This case concerns determining the prior art status of certain references in an inter partes review. The Federal Circuit considered whether the Patent Trial and Appeal Board (the “Board”) was correct in declining to consider the patent owner’s certain evidence not submitted in compliance with the Board’s rules and in making a determination regarding written description requirements.
Google, Samsung, and LG petitioned for inter partes review of two patents owned by Parus, both patents directed to an interactive voice system that allows a user to request information from a voice web browser. The parties disputed whether Kovatch, a reference identified by petitioners, qualified as prior art. In support of the position that Kovatch qualified as prior art, Parus submitted approximately 40 exhibits totaling 1,300 pages, in addition to claim charts exceeding 100 pages. However, Parus only minimally cited small portions of the material in its briefs without meaningful explanation. The Board found that Parus improperly incorporated these arguments by reference and declined to consider them.
The parties also disputed whether the publication of the application from which the challenged patents claim priority, Kurganov-262, which shares a specification with the challenged patents, was prior art.
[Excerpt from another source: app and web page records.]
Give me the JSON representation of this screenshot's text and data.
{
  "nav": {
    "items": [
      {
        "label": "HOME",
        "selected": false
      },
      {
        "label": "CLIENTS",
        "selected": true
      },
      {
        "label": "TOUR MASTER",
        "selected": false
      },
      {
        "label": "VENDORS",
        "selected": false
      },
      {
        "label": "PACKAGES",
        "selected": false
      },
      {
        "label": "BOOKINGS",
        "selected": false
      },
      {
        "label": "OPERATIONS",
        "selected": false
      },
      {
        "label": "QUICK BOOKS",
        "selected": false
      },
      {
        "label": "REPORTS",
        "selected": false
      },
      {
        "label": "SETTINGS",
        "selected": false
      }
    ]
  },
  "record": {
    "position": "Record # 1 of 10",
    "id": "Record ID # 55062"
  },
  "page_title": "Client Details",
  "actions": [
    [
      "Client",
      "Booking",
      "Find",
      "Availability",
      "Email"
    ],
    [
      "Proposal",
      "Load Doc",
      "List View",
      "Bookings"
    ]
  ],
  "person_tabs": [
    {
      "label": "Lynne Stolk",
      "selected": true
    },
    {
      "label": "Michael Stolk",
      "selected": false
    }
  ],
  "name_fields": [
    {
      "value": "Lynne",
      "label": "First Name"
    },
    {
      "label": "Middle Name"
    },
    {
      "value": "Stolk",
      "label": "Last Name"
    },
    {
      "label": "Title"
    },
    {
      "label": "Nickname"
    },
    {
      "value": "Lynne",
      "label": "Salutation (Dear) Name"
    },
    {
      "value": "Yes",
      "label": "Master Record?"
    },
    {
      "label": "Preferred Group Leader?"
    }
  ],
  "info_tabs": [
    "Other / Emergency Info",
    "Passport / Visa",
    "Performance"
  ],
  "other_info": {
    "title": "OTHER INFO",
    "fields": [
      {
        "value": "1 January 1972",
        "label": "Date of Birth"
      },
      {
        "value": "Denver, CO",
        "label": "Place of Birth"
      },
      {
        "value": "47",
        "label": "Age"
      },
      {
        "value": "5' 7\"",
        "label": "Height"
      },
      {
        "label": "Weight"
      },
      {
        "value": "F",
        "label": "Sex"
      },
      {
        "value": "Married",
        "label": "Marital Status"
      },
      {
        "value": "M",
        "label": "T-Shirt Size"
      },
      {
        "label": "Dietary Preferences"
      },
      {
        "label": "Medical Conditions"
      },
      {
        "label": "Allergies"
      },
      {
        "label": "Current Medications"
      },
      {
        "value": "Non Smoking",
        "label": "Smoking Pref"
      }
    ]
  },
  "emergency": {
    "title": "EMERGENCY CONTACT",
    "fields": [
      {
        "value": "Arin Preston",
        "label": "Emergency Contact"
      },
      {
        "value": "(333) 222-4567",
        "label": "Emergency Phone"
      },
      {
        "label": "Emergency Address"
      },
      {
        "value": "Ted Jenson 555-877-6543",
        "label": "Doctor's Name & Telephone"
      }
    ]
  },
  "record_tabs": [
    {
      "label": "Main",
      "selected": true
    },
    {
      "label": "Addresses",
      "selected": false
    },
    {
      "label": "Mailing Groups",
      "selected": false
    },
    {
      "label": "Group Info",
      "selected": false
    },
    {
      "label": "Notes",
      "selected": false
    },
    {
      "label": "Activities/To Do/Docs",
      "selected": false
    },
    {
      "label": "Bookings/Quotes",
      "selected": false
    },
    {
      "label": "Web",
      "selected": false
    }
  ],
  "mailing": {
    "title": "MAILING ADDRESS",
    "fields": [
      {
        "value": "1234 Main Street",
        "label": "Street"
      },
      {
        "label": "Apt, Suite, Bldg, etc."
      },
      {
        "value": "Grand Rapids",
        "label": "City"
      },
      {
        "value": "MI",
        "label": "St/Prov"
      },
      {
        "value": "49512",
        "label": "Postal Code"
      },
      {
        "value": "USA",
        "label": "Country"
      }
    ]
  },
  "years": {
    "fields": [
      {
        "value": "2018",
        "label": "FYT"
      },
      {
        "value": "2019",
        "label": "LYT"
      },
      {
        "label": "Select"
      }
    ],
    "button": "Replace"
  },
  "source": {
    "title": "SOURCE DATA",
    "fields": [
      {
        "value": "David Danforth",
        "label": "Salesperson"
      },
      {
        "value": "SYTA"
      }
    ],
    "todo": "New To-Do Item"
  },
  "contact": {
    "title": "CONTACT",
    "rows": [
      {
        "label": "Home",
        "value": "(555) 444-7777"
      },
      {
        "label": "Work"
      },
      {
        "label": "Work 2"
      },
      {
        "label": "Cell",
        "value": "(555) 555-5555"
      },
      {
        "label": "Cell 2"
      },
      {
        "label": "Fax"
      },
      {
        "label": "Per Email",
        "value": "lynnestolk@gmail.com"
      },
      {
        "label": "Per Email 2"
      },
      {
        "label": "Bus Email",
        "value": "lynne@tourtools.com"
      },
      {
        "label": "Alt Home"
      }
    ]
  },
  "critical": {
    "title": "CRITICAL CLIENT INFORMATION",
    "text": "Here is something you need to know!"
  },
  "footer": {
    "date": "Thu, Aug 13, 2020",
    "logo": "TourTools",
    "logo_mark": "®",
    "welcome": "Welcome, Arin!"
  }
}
The Board found so since the common specification failed to provide written description support for certain challenged claims. Parus appealed on both issues.
(1) Did the Board err in not considering Parus’s arguments and evidence regarding antedating, which were incorporated by reference into the response and sur-reply?
(2) Did the Board’s determinations regarding the written description requirement of 35 U.S.C. § 112 exceed its statutory authority under 35 U.S.C. § 311(b)?
(1) No. The Board did not err in declining to consider Parus’s arguments and evidence regarding antedating, which were incorporated by reference into the response and sur-reply.
(2) No. The Board’s determinations regarding the written description requirement of 35 U.S.C. § 112 did not exceed its statutory authority under 35 U.S.C. § 311(b).
(1) On appeal, Parus did not dispute that it incorporated arguments by reference and therefore violated 37 C.F.R. § 42.6(a)(3). But Parus argued that the Board erred in refusing to consider evidence of antedating and that the statute requires specific and persuasive attorney arguments only from the petitioner, not the patent owner. The Federal Circuit, however, found that the burden of production, which Parus assumed by attempting to antedate an asserted prior art reference, “cannot be met simply by throwing mountains of evidence at the Board without explanation or identification of relevant portions.” The Federal Circuit held that meeting the burden requires some combination of “citing the relevant record evidence with specificity and explaining the significance of the produced material in briefs.” It explained that the policy reasons behind the requirements include minimizing the chance that an argument may be overlooked, eliminating abuses, and preventing evisceration of page limit requirements. The Federal Circuit further held that the Board has the power to strike or not consider submissions that do not comply with the Board’s orders and rules.
(2) Parus argued that 35 U.S.C. § 311(b) limits the scope of IPRs to the cancellation of claims based “only on a ground that could be raised under section 102 or 103.” However, the Federal Circuit, relying on its precedent, held that § 311(b) “merely dictates the grounds on which an IPR petition may be based, not the issues that the Board may consider to resolve those grounds.” Because Parus asserted that Kurnagov-262 is not prior art by claiming priority from the application from which it stems, the Board needed to determine whether the challenged claims satisfied the written description requirement. The Board therefore did not exceed its statutory authority.